Jules and Jimbob

Sadly, these stunning cats have been with us for more than a year and although they have some special needs, they’re so sweet-natured and loving and keep themselves looking gorgeous. We’d love to see them adopted (or fostered initially) so please get in touch if you think you might be the one for them. Take a look at their adoption profile on our website. Talking of furry faces, if your cat licks you, it might be because it sees you as part of its family and is happy to groom you. Another sign of affection is playful biting, particularly by kittens. This can be stopped by distracting the kitten with a toy or a game. My own cat Arlo is a bit of a biter, usually when he’s been thwarted whilst out hunting, so he takes it out on me for a second or two before composing himself and proceeds to snuggle down beside me. Cats eh?

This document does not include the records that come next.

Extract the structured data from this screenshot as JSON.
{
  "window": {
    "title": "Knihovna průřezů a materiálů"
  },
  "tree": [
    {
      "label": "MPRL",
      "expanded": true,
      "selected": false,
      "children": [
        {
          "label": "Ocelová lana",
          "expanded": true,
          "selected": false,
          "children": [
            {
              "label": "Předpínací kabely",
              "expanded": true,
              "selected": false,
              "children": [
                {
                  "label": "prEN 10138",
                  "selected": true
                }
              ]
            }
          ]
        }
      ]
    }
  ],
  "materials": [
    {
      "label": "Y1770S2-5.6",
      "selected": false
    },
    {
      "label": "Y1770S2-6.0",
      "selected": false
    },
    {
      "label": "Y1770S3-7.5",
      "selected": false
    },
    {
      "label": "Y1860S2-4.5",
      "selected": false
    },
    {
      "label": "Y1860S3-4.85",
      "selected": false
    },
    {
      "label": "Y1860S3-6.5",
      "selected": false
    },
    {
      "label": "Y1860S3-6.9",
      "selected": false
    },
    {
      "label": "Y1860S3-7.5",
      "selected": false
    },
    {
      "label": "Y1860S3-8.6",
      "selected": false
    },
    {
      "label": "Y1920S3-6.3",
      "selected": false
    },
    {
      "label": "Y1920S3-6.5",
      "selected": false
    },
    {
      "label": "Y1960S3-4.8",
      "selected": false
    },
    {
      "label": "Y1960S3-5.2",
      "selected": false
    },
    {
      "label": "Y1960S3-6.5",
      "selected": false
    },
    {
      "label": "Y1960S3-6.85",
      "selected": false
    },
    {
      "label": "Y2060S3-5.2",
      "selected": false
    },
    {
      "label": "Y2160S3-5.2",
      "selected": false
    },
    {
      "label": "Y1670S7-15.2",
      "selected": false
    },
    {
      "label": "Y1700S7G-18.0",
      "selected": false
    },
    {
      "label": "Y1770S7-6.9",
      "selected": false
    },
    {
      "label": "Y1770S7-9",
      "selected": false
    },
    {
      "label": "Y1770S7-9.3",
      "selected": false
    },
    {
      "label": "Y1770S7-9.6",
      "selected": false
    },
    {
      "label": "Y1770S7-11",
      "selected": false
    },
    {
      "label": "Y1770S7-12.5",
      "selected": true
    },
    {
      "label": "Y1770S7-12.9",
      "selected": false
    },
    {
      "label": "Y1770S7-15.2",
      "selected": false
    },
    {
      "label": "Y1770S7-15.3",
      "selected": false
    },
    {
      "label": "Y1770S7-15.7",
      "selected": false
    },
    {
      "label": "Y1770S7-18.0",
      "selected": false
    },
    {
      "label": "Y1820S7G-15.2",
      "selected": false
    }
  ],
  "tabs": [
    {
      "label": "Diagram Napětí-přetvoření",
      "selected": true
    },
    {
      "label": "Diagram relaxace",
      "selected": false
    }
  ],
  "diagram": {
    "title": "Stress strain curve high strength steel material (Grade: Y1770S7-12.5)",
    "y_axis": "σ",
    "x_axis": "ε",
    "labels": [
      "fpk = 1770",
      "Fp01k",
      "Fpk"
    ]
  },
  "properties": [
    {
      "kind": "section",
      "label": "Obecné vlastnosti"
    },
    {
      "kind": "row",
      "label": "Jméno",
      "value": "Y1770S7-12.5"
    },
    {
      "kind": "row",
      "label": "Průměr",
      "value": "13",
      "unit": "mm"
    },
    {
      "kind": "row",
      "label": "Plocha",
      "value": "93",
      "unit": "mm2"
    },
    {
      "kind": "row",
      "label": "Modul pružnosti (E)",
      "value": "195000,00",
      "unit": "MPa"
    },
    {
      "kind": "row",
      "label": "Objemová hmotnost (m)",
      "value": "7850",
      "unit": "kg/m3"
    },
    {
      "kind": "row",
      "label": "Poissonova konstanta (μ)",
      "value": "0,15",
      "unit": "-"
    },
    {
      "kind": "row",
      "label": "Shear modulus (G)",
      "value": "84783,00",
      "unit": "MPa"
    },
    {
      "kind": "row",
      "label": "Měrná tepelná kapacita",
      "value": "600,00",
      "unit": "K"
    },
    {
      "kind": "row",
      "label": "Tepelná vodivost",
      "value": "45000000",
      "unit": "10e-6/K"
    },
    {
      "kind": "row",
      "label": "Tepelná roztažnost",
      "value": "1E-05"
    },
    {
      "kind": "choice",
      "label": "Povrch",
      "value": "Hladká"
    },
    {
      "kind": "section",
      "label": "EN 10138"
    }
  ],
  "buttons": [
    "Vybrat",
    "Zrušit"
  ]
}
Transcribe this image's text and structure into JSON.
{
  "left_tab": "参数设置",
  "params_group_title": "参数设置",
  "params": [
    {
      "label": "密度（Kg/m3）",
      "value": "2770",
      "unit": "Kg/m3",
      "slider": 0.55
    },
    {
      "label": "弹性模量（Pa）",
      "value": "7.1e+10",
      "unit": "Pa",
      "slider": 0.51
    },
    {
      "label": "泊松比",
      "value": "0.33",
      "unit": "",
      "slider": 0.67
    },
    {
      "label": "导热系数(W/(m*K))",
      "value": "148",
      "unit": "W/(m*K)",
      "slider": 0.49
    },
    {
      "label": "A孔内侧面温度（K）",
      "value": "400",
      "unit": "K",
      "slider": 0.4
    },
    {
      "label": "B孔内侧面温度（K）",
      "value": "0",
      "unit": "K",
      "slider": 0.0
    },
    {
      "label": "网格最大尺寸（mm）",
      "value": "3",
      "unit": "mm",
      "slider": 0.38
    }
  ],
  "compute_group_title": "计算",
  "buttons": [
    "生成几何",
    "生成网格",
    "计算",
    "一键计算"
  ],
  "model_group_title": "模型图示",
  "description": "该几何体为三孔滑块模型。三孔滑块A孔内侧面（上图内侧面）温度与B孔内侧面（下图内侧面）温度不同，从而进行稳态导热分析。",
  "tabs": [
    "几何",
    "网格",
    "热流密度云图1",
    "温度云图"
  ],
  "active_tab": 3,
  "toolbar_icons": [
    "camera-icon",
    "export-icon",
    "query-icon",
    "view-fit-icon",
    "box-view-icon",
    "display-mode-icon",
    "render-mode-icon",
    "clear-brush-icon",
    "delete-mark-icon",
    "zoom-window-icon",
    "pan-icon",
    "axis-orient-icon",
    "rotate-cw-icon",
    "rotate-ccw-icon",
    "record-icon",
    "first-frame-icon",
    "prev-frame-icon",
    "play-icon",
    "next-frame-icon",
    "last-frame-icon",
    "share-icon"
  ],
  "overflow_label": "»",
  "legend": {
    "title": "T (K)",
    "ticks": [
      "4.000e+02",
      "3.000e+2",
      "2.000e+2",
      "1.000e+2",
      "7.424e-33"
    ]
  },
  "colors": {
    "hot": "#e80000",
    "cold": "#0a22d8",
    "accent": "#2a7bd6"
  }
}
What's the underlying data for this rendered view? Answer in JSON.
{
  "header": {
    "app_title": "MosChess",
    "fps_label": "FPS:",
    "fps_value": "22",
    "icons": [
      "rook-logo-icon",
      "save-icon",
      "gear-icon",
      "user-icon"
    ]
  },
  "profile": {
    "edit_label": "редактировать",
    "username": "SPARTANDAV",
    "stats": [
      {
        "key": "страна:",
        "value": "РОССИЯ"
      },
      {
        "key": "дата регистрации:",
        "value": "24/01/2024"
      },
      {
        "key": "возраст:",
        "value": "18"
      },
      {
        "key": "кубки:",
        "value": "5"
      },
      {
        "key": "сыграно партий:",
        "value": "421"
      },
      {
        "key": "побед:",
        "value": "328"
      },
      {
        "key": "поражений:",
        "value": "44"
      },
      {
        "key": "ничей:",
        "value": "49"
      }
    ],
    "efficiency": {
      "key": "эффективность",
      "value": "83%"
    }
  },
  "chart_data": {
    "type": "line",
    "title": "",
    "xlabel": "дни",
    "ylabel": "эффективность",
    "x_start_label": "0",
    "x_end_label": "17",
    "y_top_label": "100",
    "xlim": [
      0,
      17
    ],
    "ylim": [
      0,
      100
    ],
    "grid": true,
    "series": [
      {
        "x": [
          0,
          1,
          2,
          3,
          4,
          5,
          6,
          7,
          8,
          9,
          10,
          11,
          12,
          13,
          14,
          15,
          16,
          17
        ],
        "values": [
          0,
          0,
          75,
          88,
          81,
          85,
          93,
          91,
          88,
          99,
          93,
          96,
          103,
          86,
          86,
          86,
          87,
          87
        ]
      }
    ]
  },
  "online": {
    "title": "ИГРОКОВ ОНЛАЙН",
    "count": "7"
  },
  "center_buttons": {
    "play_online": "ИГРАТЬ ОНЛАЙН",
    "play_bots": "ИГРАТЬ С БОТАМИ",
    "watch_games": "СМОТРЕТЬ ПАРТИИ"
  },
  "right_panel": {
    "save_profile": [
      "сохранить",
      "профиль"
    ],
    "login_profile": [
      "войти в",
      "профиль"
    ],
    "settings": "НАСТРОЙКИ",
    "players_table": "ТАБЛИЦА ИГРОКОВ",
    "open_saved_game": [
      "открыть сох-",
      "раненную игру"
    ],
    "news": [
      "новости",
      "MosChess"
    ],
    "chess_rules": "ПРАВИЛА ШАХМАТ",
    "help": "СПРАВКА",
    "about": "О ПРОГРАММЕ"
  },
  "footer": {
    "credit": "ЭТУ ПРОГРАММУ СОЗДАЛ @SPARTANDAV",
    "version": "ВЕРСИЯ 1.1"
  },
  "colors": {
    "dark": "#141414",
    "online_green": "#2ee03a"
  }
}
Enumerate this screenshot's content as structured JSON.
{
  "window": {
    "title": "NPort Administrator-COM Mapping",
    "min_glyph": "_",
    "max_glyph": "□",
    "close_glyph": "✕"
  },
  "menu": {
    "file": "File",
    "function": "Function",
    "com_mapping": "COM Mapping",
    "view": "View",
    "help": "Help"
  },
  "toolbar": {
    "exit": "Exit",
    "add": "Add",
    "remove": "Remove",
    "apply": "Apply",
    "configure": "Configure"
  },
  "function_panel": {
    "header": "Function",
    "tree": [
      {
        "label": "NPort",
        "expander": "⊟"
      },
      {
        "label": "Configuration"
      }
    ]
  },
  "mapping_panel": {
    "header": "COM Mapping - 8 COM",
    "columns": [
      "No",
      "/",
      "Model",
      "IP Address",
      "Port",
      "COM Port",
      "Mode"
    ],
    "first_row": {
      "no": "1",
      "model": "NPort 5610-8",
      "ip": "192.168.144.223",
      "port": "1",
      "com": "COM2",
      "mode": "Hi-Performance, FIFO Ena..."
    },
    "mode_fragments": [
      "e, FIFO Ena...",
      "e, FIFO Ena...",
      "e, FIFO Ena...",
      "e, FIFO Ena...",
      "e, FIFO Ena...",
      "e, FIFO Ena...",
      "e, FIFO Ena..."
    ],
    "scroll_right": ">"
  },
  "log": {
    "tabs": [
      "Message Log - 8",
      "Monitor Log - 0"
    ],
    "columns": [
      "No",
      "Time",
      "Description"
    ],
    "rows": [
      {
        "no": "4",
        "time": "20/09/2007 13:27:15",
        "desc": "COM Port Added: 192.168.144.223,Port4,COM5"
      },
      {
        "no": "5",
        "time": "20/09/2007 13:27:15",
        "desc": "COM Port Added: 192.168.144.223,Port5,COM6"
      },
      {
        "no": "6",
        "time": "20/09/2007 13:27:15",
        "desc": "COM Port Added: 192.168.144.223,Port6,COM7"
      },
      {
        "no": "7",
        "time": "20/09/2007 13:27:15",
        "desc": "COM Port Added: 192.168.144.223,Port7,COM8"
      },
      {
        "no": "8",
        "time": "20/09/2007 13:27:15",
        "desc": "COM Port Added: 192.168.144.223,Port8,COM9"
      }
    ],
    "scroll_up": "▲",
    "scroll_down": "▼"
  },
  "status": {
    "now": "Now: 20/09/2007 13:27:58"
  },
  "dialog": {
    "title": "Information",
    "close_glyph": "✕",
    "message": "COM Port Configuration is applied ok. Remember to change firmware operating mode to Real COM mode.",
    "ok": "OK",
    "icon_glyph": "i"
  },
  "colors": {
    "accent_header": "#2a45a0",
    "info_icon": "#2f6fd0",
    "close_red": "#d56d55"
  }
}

Is your cat chatty? Adult cats rarely meow at other cats, so meowing at you when your cat is well fed and warm could be simply a sign of love and appreciation…if cats did appreciation, ha ha! But meowing is a way of getting human attention and communicating their needs and wants. Interestingly, feral cats cease to meow after very early kitten-hood, as they no longer have a need for it once they’re weaned and independent from their mother. So, if you meet a stray or free-roaming cat who meows at you, he or she has somewhere along the line had a dependent relationship with a human and is either lost or been abandoned. And sadly, a person has let them down, has stopped caring about their cat and abandoned them to their fate. Now doesn’t that break your heart? It does mine. I mentioned earlier that Arlo waves his giant paws in the air in a rhythmic kneading motion, but more usually cats do this onto soft surfaces such as your lap. There are many theories as to why cats knead but practising it on you is likely to be a sign that you are accepted as part of the family. If a cat is happy to fall asleep on you, it is a sign of great trust – cats do not like to feel vulnerable, particularly while asleep.

So, does it make any difference to know all this about cat behaviour to those of us who already love cats? Did we need explanations? Probably not. It just makes them even more interesting and wonderful. But will it convince the ‘non-believer’? Probably not.

As Swansea Cats Protection volunteers we have a responsibility to understand cat behaviour and a duty to see and respond to the needs of the cats in our care. Some of them have suffered terribly, like beautiful Jules and Jimbob, and we need to help them trust again, to heal and restore. So, if you see us slow blinking at the cats in our care and slightly shift our head to the side, we’re just communicating our love to them. And If we’re really lucky, the cats will do the same back, showing mutual trust and understanding. And that needs no explanation at all.

Thanks to Brighton Branch of Cats Protection for some of the useful information on cat behaviour.

If you’re interested in adopting or fostering one of our rescue cats or kittens please get in touch. IMPORTANT: we are keen to match the right cat to the right home, based on our knowledge of the cat and the information you provide. However, due to the high number of applications we’re sorry to be unable to respond to unsuccessful applicants. Please remember we are ALL UNPAID VOLUNTEERS trying to do our best for the rescue cats and kittens of Swansea.

We can be contacted via our Helpline 0345 2602 101 or email us at http://swanseacats@hotmail.co.uk. Please note our helpline is answered by a messaging service and we will respond as soon as we can.